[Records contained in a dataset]
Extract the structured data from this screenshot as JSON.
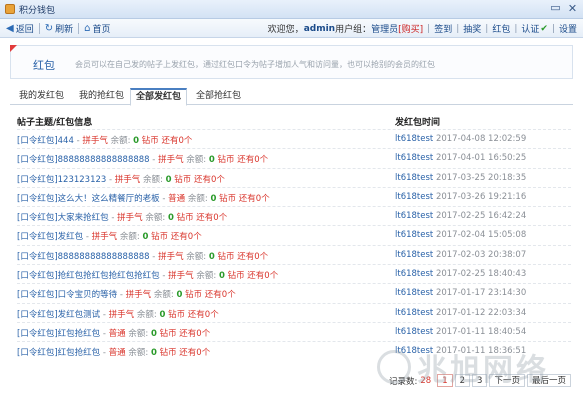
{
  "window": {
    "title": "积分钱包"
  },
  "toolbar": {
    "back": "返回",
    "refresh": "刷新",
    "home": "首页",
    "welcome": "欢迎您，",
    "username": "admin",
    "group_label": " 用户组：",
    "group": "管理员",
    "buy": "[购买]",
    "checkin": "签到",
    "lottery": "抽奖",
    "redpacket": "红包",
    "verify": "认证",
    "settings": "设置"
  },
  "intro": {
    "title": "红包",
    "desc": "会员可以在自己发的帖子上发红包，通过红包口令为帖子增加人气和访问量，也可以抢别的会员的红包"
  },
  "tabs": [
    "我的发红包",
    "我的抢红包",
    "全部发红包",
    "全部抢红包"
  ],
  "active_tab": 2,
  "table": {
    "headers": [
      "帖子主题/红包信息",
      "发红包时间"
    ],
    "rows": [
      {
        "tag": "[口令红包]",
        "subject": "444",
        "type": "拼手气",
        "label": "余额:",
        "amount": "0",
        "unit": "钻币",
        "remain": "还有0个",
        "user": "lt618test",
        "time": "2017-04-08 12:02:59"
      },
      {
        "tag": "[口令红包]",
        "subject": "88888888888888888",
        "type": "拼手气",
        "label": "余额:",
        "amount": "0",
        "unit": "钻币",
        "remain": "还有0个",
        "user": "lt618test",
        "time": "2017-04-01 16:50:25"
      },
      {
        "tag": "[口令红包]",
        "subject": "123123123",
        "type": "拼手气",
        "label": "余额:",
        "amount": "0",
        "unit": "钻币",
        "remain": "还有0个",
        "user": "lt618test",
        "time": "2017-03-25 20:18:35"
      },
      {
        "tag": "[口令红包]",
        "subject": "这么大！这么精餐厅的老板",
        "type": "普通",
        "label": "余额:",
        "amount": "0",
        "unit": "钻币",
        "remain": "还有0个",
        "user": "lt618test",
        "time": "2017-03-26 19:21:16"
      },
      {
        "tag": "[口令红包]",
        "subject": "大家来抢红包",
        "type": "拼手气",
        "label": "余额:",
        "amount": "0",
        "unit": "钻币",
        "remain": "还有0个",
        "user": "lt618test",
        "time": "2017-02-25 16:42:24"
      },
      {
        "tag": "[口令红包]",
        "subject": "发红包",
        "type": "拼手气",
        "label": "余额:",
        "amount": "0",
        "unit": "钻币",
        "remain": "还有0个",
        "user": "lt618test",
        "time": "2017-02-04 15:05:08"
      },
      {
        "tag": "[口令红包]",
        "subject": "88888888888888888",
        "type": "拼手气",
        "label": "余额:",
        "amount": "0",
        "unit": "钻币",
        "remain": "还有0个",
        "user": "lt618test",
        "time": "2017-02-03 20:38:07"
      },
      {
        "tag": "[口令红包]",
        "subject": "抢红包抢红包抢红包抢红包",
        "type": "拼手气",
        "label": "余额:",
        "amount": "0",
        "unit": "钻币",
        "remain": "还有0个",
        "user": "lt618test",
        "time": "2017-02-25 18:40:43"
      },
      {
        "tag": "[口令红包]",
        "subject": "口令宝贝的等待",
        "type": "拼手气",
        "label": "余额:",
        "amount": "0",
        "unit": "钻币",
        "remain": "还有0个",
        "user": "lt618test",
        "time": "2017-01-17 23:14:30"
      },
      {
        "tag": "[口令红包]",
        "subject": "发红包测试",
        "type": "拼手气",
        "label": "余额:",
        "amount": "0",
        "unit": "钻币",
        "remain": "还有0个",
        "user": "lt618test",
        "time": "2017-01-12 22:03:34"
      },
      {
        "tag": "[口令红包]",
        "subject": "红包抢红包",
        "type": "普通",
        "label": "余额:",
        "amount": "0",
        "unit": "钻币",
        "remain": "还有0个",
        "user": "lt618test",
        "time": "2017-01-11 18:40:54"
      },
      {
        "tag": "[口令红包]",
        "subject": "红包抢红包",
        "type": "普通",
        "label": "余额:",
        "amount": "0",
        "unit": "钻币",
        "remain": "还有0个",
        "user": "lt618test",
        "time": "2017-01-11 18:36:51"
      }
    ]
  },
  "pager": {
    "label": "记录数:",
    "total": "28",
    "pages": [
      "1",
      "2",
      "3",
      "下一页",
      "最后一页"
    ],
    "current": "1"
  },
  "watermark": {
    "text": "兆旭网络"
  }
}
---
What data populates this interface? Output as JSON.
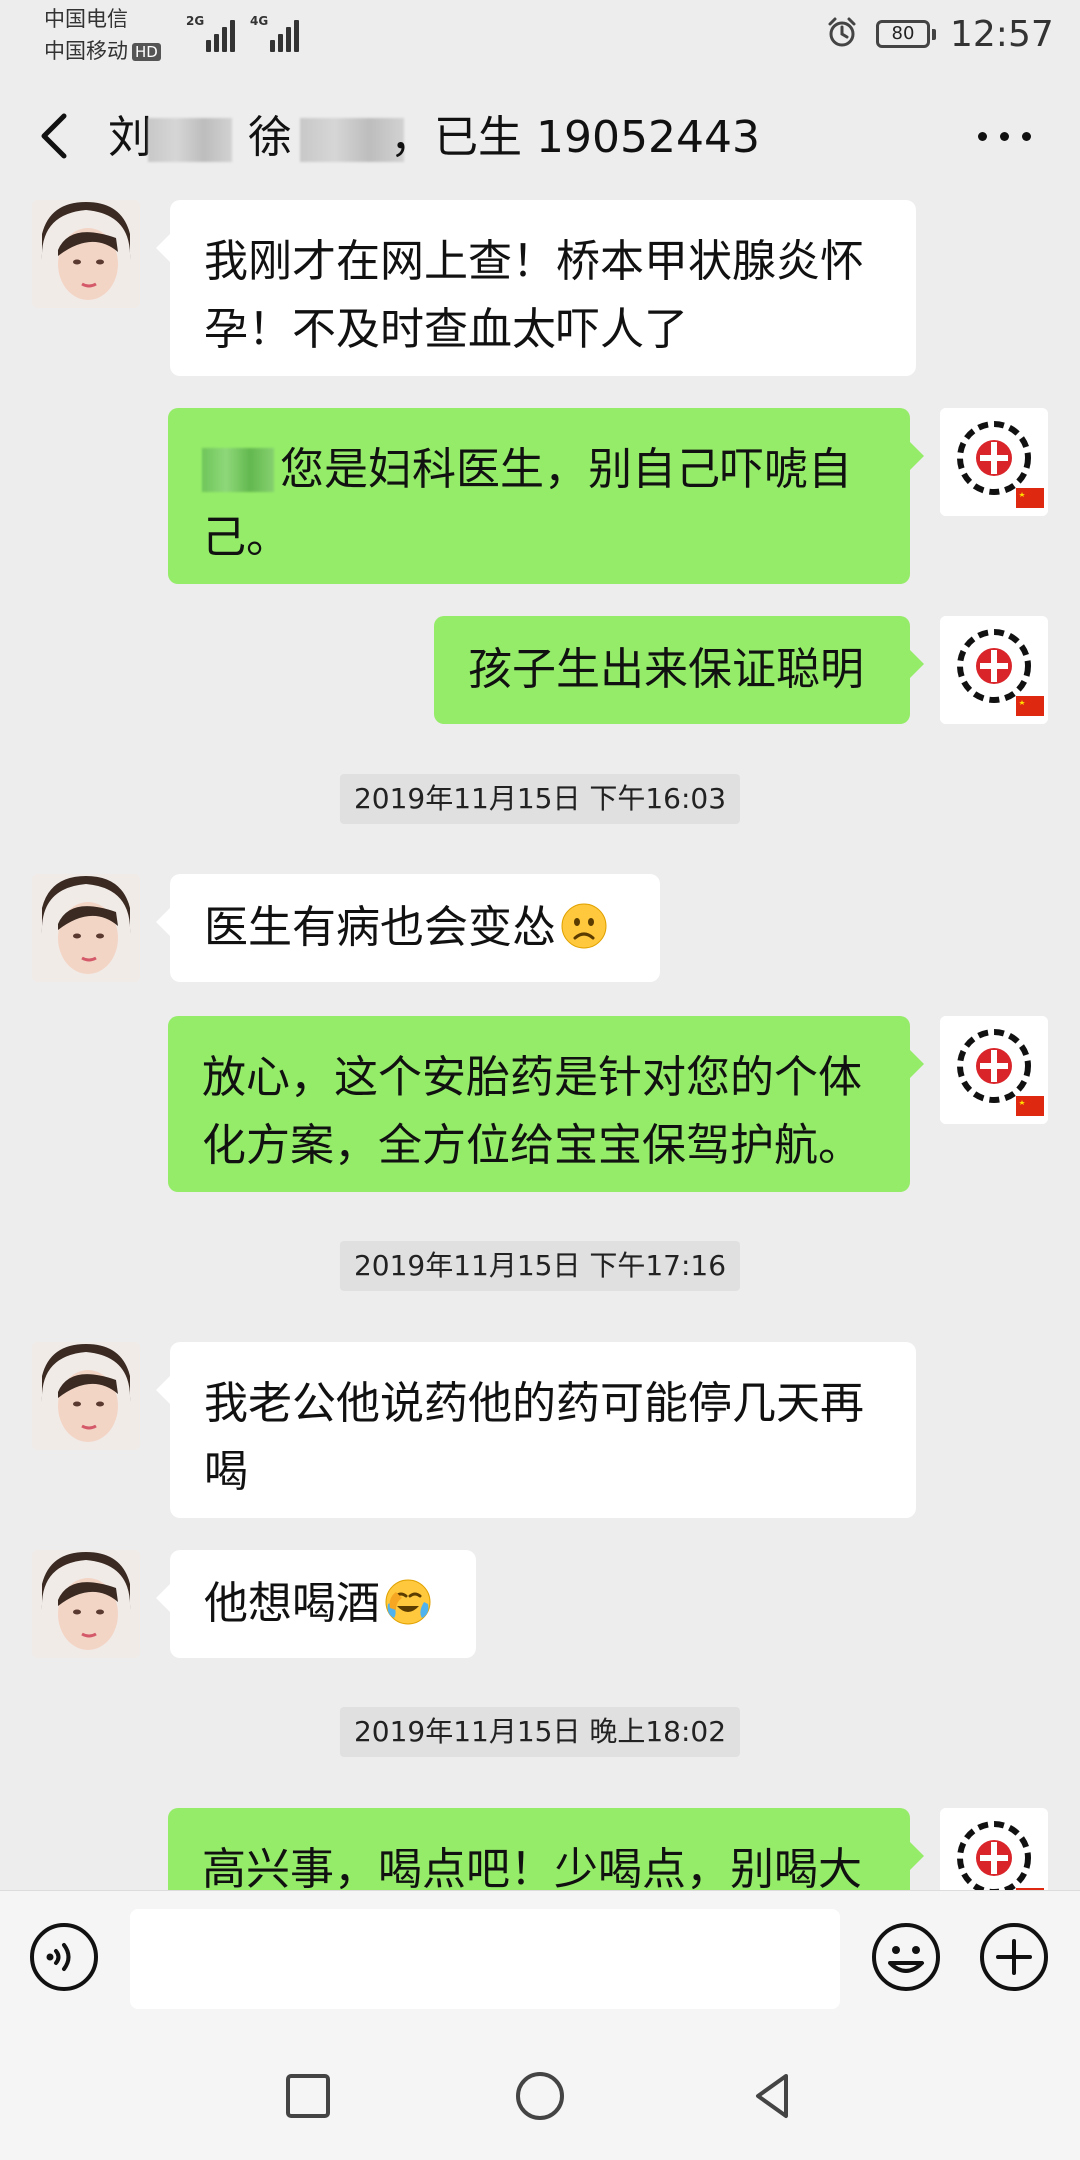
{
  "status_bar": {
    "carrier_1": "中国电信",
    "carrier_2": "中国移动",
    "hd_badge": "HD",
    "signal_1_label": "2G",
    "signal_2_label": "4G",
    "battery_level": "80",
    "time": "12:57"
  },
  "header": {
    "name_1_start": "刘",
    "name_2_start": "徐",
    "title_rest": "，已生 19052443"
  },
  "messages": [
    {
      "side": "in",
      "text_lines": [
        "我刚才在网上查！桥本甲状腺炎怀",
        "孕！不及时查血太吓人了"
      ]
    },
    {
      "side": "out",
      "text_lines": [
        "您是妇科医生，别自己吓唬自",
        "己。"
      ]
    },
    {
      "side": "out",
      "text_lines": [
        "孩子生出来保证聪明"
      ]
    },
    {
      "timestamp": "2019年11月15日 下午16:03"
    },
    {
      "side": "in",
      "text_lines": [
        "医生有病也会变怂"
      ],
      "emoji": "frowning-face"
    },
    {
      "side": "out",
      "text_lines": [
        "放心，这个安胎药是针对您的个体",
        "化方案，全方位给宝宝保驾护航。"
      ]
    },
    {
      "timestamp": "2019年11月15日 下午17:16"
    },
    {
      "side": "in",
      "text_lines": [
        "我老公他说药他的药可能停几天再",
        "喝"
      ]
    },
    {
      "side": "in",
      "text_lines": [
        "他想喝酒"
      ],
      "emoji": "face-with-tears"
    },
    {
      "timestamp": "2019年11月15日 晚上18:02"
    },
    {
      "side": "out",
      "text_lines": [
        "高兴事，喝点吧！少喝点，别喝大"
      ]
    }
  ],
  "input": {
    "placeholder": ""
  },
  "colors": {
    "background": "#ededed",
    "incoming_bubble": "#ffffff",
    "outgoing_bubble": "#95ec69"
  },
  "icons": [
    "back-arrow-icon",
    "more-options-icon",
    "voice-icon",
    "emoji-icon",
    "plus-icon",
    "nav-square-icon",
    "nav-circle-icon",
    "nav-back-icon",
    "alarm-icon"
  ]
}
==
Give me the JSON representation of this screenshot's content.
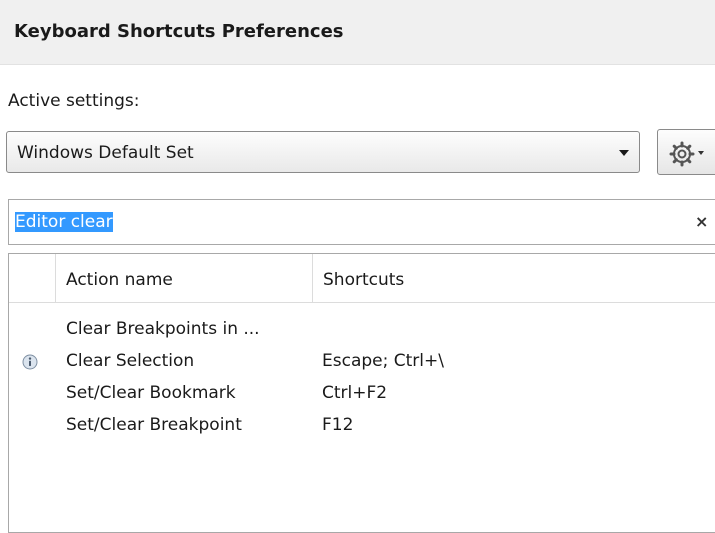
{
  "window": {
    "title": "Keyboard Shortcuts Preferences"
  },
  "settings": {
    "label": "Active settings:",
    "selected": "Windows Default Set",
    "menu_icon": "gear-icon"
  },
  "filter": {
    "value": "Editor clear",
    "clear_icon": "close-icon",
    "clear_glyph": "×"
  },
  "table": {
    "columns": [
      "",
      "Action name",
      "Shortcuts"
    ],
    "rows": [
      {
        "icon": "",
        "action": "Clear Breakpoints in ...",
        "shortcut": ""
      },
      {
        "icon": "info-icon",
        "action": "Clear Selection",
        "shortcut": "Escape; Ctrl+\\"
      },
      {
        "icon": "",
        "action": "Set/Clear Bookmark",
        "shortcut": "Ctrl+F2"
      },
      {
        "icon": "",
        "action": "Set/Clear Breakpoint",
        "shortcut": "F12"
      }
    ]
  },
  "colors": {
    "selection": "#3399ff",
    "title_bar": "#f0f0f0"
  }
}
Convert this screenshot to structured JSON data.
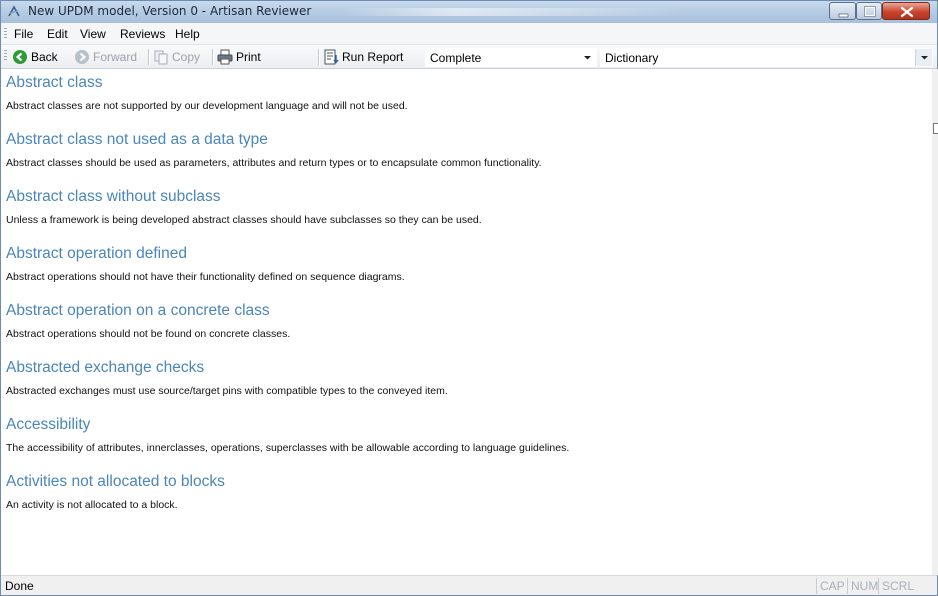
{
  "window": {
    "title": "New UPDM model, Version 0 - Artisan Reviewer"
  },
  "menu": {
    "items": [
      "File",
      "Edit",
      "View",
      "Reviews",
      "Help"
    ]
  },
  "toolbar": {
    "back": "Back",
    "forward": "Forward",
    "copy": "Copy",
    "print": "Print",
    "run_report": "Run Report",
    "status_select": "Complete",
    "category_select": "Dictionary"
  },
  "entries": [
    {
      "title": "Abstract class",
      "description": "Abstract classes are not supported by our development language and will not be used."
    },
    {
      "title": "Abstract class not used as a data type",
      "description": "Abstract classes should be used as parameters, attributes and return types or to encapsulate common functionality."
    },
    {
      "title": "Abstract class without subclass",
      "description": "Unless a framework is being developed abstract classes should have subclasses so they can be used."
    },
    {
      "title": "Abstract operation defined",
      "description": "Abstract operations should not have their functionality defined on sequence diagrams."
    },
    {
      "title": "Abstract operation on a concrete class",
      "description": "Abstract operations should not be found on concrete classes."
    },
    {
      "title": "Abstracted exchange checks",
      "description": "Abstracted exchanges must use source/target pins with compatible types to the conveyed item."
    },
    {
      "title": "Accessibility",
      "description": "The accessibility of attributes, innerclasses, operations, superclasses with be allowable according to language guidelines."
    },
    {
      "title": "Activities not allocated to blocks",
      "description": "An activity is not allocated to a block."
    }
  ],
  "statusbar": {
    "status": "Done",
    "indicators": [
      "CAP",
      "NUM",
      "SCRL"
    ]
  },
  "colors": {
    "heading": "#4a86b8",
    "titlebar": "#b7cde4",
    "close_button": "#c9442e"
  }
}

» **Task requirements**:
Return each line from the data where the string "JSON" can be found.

» **Completed task**:
Extract the structured data from this screenshot as JSON.
What data populates this interface? Output as JSON.
Give me the JSON representation of this screenshot's content.
Convert this screenshot to structured JSON data.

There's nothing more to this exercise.